- _What is being asked_
With the pictures removed, please write out every line below exactly as given.

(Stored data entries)

-*-

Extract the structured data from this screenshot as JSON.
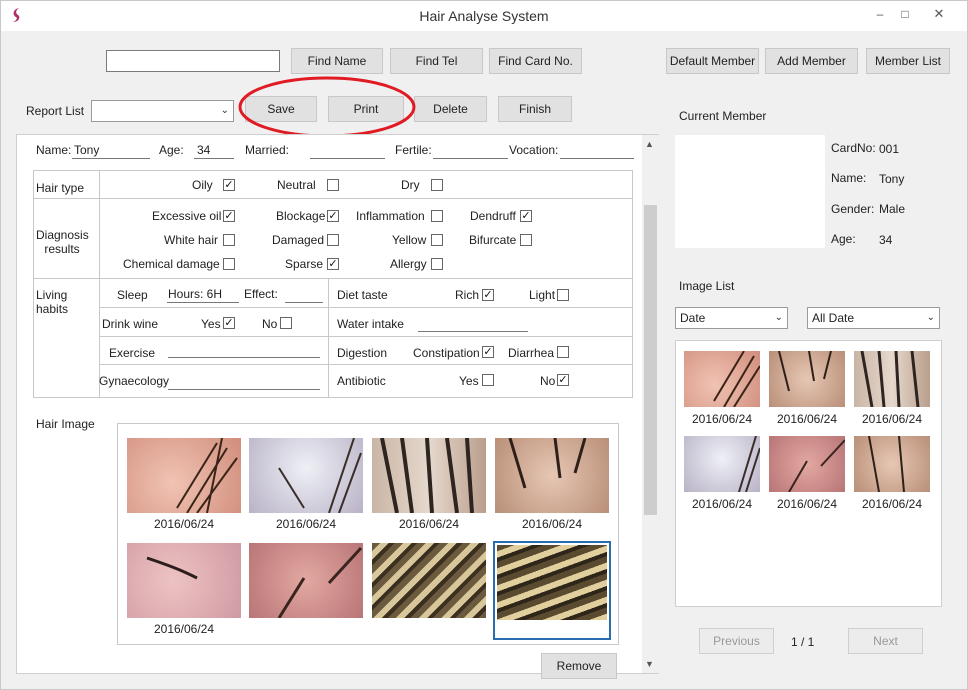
{
  "window": {
    "title": "Hair Analyse System",
    "min": "–",
    "max": "□",
    "close": "✕"
  },
  "toolbar": {
    "find_name": "Find Name",
    "find_tel": "Find Tel",
    "find_card": "Find Card No.",
    "default_member": "Default Member",
    "add_member": "Add Member",
    "member_list": "Member List",
    "search_value": ""
  },
  "report": {
    "label": "Report List",
    "selected": "",
    "save": "Save",
    "print": "Print",
    "delete": "Delete",
    "finish": "Finish"
  },
  "form": {
    "name_label": "Name:",
    "name": "Tony",
    "age_label": "Age:",
    "age": "34",
    "married_label": "Married:",
    "married": "",
    "fertile_label": "Fertile:",
    "fertile": "",
    "vocation_label": "Vocation:",
    "vocation": "",
    "hair_type": "Hair type",
    "oily": "Oily",
    "neutral": "Neutral",
    "dry": "Dry",
    "diagnosis": "Diagnosis results",
    "excessive_oil": "Excessive oil",
    "blockage": "Blockage",
    "inflammation": "Inflammation",
    "dendruff": "Dendruff",
    "white_hair": "White hair",
    "damaged": "Damaged",
    "yellow": "Yellow",
    "bifurcate": "Bifurcate",
    "chemical_damage": "Chemical damage",
    "sparse": "Sparse",
    "allergy": "Allergy",
    "living": "Living habits",
    "sleep": "Sleep",
    "hours": "Hours: 6H",
    "effect": "Effect:",
    "diet": "Diet taste",
    "rich": "Rich",
    "light": "Light",
    "drink": "Drink wine",
    "yes": "Yes",
    "no": "No",
    "water": "Water intake",
    "exercise": "Exercise",
    "digestion": "Digestion",
    "constipation": "Constipation",
    "diarrhea": "Diarrhea",
    "gyn": "Gynaecology",
    "antibiotic": "Antibiotic"
  },
  "hair_image": {
    "label": "Hair Image",
    "remove": "Remove",
    "dates": [
      "2016/06/24",
      "2016/06/24",
      "2016/06/24",
      "2016/06/24",
      "2016/06/24"
    ]
  },
  "member": {
    "section": "Current Member",
    "card_label": "CardNo:",
    "card": "001",
    "name_label": "Name:",
    "name": "Tony",
    "gender_label": "Gender:",
    "gender": "Male",
    "age_label": "Age:",
    "age": "34"
  },
  "image_list": {
    "section": "Image List",
    "filter1": "Date",
    "filter2": "All Date",
    "dates": [
      "2016/06/24",
      "2016/06/24",
      "2016/06/24",
      "2016/06/24",
      "2016/06/24",
      "2016/06/24"
    ],
    "previous": "Previous",
    "page": "1 / 1",
    "next": "Next"
  },
  "colors": {
    "annotation": "#e01b24",
    "selection": "#2a6cb0"
  }
}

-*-

- _Problem solution_
Extract the structured data from this screenshot as JSON.
{
  "window": {
    "title": "Hair Analyse System",
    "min": "–",
    "max": "□",
    "close": "✕"
  },
  "toolbar": {
    "find_name": "Find Name",
    "find_tel": "Find Tel",
    "find_card": "Find Card No.",
    "default_member": "Default Member",
    "add_member": "Add Member",
    "member_list": "Member List",
    "search_value": ""
  },
  "report": {
    "label": "Report List",
    "selected": "",
    "save": "Save",
    "print": "Print",
    "delete": "Delete",
    "finish": "Finish"
  },
  "form": {
    "name_label": "Name:",
    "name": "Tony",
    "age_label": "Age:",
    "age": "34",
    "married_label": "Married:",
    "married": "",
    "fertile_label": "Fertile:",
    "fertile": "",
    "vocation_label": "Vocation:",
    "vocation": "",
    "hair_type": "Hair type",
    "oily": "Oily",
    "neutral": "Neutral",
    "dry": "Dry",
    "diagnosis": "Diagnosis results",
    "excessive_oil": "Excessive oil",
    "blockage": "Blockage",
    "inflammation": "Inflammation",
    "dendruff": "Dendruff",
    "white_hair": "White hair",
    "damaged": "Damaged",
    "yellow": "Yellow",
    "bifurcate": "Bifurcate",
    "chemical_damage": "Chemical damage",
    "sparse": "Sparse",
    "allergy": "Allergy",
    "living": "Living habits",
    "sleep": "Sleep",
    "hours": "Hours: 6H",
    "effect": "Effect:",
    "diet": "Diet taste",
    "rich": "Rich",
    "light": "Light",
    "drink": "Drink wine",
    "yes": "Yes",
    "no": "No",
    "water": "Water intake",
    "exercise": "Exercise",
    "digestion": "Digestion",
    "constipation": "Constipation",
    "diarrhea": "Diarrhea",
    "gyn": "Gynaecology",
    "antibiotic": "Antibiotic"
  },
  "hair_image": {
    "label": "Hair Image",
    "remove": "Remove",
    "dates": [
      "2016/06/24",
      "2016/06/24",
      "2016/06/24",
      "2016/06/24",
      "2016/06/24"
    ]
  },
  "member": {
    "section": "Current Member",
    "card_label": "CardNo:",
    "card": "001",
    "name_label": "Name:",
    "name": "Tony",
    "gender_label": "Gender:",
    "gender": "Male",
    "age_label": "Age:",
    "age": "34"
  },
  "image_list": {
    "section": "Image List",
    "filter1": "Date",
    "filter2": "All Date",
    "dates": [
      "2016/06/24",
      "2016/06/24",
      "2016/06/24",
      "2016/06/24",
      "2016/06/24",
      "2016/06/24"
    ],
    "previous": "Previous",
    "page": "1 / 1",
    "next": "Next"
  },
  "colors": {
    "annotation": "#e01b24",
    "selection": "#2a6cb0"
  }
}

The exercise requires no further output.